If there's anything to take away from this election, it's that people shouldn't have to risk their lives to vote during a pandemic or even a particularly harsh flu season. Many people with disabilities have weakened immune systems, making viruses like COVID-19 just another hurdle they need to clear in order to cast their ballot.
While there are many barriers to voting for people with disabilities, not all of which can be addressed with mail-in ballots or early voting, these policies are an important first step in helping them safely and comfortably exercise their rights.
"Voting issues that may affect people with disabilities include waiting in long lines," Monique May, MD, a board-certified family medicine practitioner with more than 20 years experience treating children and adults, told POPSUGAR. For people with musculoskeletal and nervous systems disabilities, waiting in line can aggravate chronic underlying problems — and some may not be able to do it at all, which could rob them of their constitutional right to vote.

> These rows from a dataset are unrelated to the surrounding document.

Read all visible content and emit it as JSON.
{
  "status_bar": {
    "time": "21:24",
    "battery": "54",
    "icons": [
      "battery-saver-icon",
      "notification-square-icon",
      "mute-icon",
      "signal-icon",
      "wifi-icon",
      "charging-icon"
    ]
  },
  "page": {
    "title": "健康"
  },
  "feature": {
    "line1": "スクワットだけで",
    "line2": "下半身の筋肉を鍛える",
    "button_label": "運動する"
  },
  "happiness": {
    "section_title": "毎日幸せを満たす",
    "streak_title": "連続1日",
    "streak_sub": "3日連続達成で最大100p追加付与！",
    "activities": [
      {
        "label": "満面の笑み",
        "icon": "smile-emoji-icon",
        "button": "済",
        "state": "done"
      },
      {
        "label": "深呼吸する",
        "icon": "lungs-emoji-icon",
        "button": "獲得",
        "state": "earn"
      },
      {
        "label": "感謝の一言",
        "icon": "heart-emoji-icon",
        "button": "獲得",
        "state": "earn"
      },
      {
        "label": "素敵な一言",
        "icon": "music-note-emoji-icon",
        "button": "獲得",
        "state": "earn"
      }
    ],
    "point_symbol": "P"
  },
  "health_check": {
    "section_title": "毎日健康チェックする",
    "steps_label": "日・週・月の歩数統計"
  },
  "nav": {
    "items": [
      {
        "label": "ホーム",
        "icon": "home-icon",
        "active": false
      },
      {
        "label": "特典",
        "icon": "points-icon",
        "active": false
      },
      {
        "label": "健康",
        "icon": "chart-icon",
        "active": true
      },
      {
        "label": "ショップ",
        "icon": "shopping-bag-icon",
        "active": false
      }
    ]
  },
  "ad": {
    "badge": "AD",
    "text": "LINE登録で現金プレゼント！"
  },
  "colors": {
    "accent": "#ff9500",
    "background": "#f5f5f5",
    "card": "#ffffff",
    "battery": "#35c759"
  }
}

Dr. May explained that this issue extends to people with psychiatric disabilities because being surrounded by crowds, loud noises, and long lines can cause stress and aggravate their symptoms. "Early voting and clear absentee voting policies will certainly help give these vulnerable citizens options that allow them to vote," Dr. May said. "Policies also need to be created and enforced so that voters who opt to vote by mail or early can track their votes to make sure they are counted."

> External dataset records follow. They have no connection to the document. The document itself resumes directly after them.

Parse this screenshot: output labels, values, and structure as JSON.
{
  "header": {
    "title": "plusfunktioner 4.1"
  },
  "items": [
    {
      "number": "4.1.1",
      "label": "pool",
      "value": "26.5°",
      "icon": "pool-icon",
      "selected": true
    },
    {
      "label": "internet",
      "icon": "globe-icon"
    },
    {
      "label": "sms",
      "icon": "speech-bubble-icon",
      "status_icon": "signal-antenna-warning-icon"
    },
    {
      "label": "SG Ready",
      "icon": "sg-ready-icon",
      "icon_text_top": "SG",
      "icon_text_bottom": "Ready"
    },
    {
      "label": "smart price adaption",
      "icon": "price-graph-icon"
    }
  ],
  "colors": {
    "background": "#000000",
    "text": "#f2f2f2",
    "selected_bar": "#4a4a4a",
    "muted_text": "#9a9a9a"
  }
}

Early and mail-in voting will be crucial in future elections, but realistically, this is something that needs to be addressed on the state level. Parker explained that although the Constitution ensures the right to vote, elections are conducted by the state, and each state has their own policies and procedures. The Constitution lays out the powers of the federal government and all other powers are reserved for the states," Parker told POPSUGAR.

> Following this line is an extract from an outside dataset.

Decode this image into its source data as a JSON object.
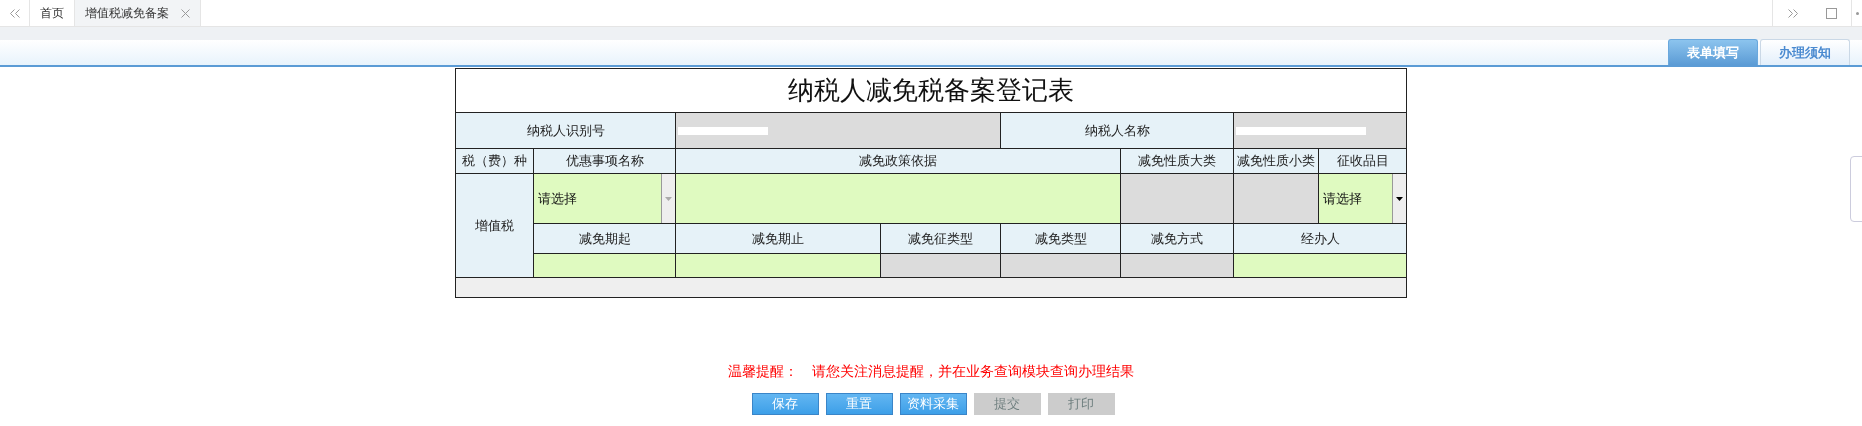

He added that you could argue that, under the equal protection clause of the 14th Amendment, states should offer the same process for voting — but that argument is unlikely to gain traction with the current Supreme Court.